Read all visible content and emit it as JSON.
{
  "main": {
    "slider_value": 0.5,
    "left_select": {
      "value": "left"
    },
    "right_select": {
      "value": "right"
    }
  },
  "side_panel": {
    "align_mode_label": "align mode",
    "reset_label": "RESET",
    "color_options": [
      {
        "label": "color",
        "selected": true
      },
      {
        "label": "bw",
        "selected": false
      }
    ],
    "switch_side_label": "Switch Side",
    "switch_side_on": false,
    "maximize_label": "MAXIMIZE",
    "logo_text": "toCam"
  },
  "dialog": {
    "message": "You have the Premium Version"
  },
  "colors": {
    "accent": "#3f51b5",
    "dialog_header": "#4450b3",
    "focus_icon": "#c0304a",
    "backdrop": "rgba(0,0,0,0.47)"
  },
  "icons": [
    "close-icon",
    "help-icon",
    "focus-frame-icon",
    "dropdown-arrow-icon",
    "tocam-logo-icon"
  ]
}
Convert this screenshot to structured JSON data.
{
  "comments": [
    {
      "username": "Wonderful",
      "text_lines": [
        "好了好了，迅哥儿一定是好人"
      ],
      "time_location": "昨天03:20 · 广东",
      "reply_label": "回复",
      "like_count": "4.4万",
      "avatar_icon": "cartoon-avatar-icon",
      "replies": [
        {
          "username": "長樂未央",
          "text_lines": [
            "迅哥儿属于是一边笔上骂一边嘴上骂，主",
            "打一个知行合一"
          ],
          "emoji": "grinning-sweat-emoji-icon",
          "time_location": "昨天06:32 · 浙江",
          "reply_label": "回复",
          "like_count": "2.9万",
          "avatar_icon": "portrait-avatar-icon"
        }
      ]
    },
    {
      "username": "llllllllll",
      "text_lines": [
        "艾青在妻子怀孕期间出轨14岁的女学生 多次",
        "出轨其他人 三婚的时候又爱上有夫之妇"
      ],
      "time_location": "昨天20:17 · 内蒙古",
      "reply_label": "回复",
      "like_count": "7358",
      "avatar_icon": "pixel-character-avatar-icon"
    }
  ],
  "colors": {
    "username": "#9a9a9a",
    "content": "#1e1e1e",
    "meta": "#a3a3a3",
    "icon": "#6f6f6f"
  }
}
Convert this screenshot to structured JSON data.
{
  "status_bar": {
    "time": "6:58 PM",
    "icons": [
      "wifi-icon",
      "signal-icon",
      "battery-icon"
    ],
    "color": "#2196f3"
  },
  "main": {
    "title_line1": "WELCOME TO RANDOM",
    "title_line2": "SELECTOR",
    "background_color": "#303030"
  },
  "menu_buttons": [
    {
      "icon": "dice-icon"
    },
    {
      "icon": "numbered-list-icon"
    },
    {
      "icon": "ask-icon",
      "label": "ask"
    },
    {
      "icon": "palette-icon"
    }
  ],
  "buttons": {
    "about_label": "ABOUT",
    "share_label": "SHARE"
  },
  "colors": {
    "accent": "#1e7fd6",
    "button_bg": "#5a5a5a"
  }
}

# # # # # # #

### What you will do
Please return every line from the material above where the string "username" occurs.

### Answer box
      "username": "Wonderful",
          "username": "長樂未央",
      "username": "llllllllll",
    "username": "#9a9a9a",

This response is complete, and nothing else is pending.